(Website and app data records)
↓
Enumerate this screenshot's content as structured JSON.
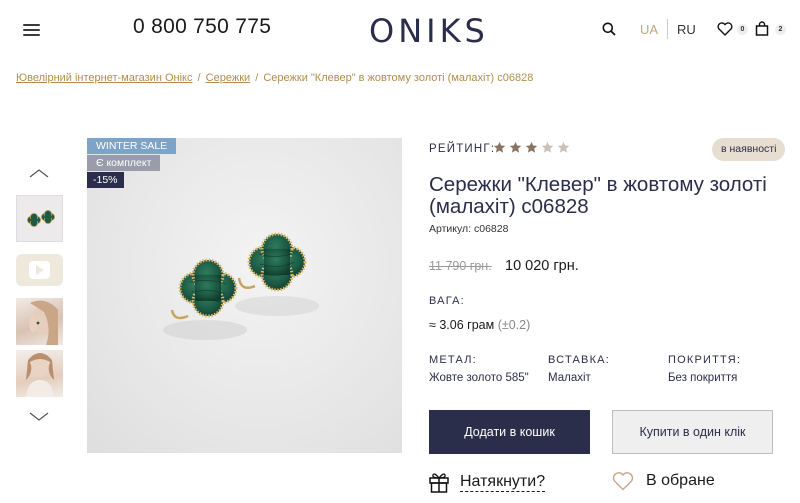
{
  "header": {
    "phone": "0 800 750 775",
    "logo": "ONIKS",
    "lang_ua": "UA",
    "lang_ru": "RU",
    "wishlist_count": "0",
    "cart_count": "2"
  },
  "breadcrumb": {
    "items": [
      "Ювелірний інтернет-магазин Онікс",
      "Сережки",
      "Сережки \"Клевер\" в жовтому золоті (малахіт) с06828"
    ],
    "separator": "/"
  },
  "gallery": {
    "tags": [
      "WINTER SALE",
      "Є комплект",
      "-15%"
    ]
  },
  "product": {
    "rating_label": "РЕЙТИНГ:",
    "rating": 3,
    "rating_max": 5,
    "stock": "в наявності",
    "title": "Сережки \"Клевер\" в жовтому золоті (малахіт) с06828",
    "sku": "Артикул: с06828",
    "old_price": "11 790 грн.",
    "new_price": "10 020 грн.",
    "weight_label": "ВАГА:",
    "weight_value": "≈ 3.06 грам",
    "weight_tolerance": "(±0.2)",
    "metal_label": "МЕТАЛ:",
    "metal_value": "Жовте золото 585\"",
    "insert_label": "ВСТАВКА:",
    "insert_value": "Малахіт",
    "coating_label": "ПОКРИТТЯ:",
    "coating_value": "Без покриття"
  },
  "actions": {
    "add_to_cart": "Додати в кошик",
    "buy_one_click": "Купити в один клік",
    "hint": "Натякнути?",
    "favorite": "В обране"
  },
  "colors": {
    "primary": "#2b2e4a",
    "gold": "#b08d4c",
    "star_filled": "#8a7560",
    "star_empty": "#c9c1b8",
    "malachite": "#1f5a45"
  }
}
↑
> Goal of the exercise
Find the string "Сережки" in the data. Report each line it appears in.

> Response
      "Сережки",
      "Сережки \"Клевер\" в жовтому золоті (малахіт) с06828"
    "title": "Сережки \"Клевер\" в жовтому золоті (малахіт) с06828",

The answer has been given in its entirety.